The parliament criticizes recent statements by Turkish officials disputing Greece’s sovereignty over some of its islands” as “counterproductive”, “condemns harassment by Turkish warships of research vessels performing surveys within the EEZ delimitated by the Republic of Cyprus” and Turkey’s “violation of Greek airspace”.
The EP “expresses its total solidarity with Greece and the Republic of Cyprus;
reaffirms the right of the Republic of Cyprus to enter into bilateral agreements on its EEZ and to explore and exploit its natural resources in full compliance with international law”.
Concerning Cyprus, the European Parliament repeats its known position and “calls on Turkey to abandon this unacceptable proposal for a two-state solution and to withdraw its troops from Cyprus”.
Turkish military interventions in Syria are “condemned” as violation of international law. The EP specifically “condemns the illegitimate transfer of Syrian refugees to northern Syria in order to reshape the demographic character of a mainly Kurdish area in Syria”, indicating its policy to establish autonomous regions within this country.
In Libya, Turkey is called “to commit to the peaceful solution under UN auspices and adhere to UN arms embargo”, while the MoU between the Libyan and Turkish governments on delimitation of maritime zones and on security and military cooperation “is condemned” again.
The parliament’s recommendations
The European Parliament is not very hopeful for the future of EU-Turkey relations. As mentioned above, the reopening of accession negotiations is out of question given the tensions between Brussels and Ankara.
The resolution proposes to place “normative issues” at the center of relations, referring to EU interventions into Turkish domestic policy and lawfare.
The parliament proposes to further financially support what it considers pro-democracy forces in Turkey. Besides calling on the European institutions to further develop approaches and avoid conflictive language towards Turkey, the parliament calls on the European External Action Service “to intensify transatlantic dialogue and cooperation with the Biden administration with regard to relations with Turkey”.
Highly concerned with the situation of the Turkish economy, the EP notes the Commission’s creation of a Turkey investment platform and demands its full alignment with foreign policy.

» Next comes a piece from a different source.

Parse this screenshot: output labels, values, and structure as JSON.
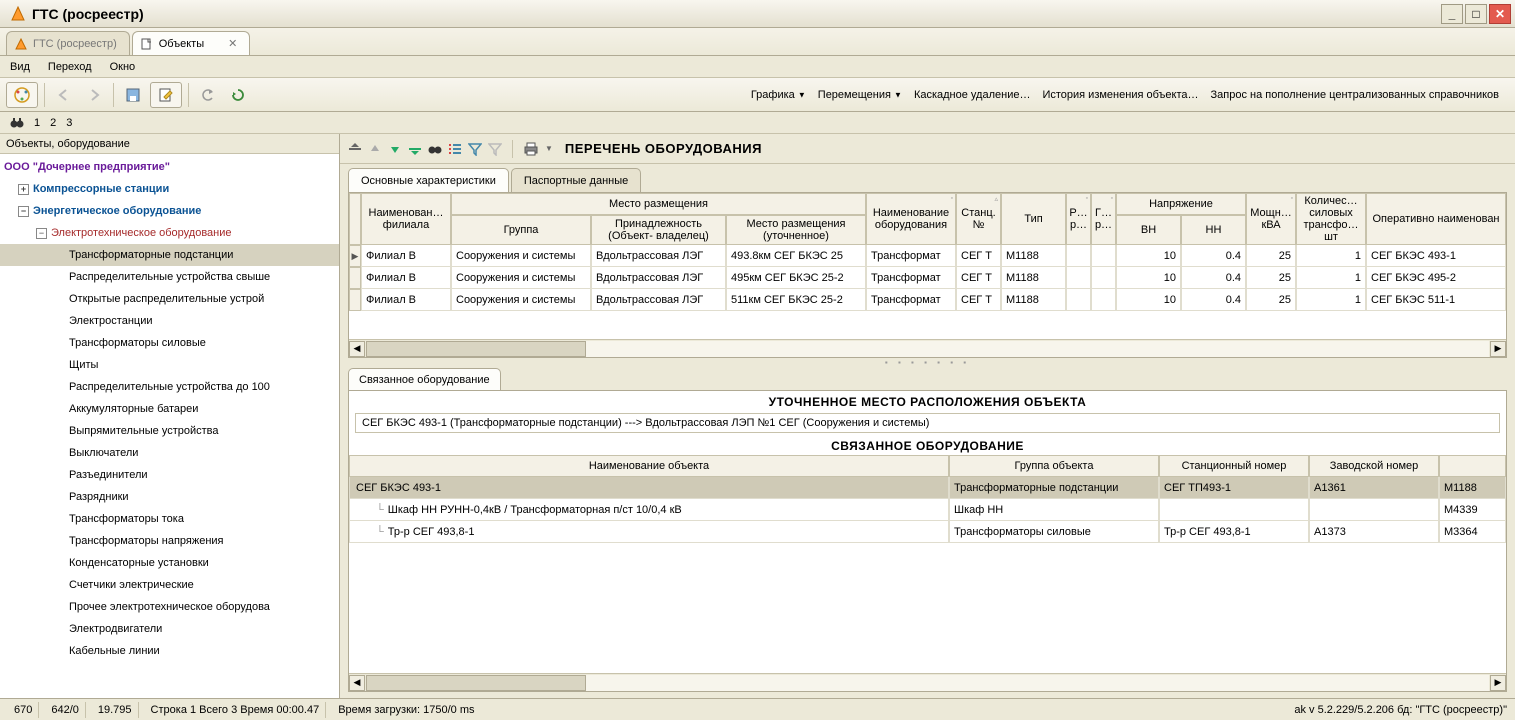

In sum, the European Parliament in its majority confirms the standing EU perception of Turkey as a necessary partner with adversarial interests.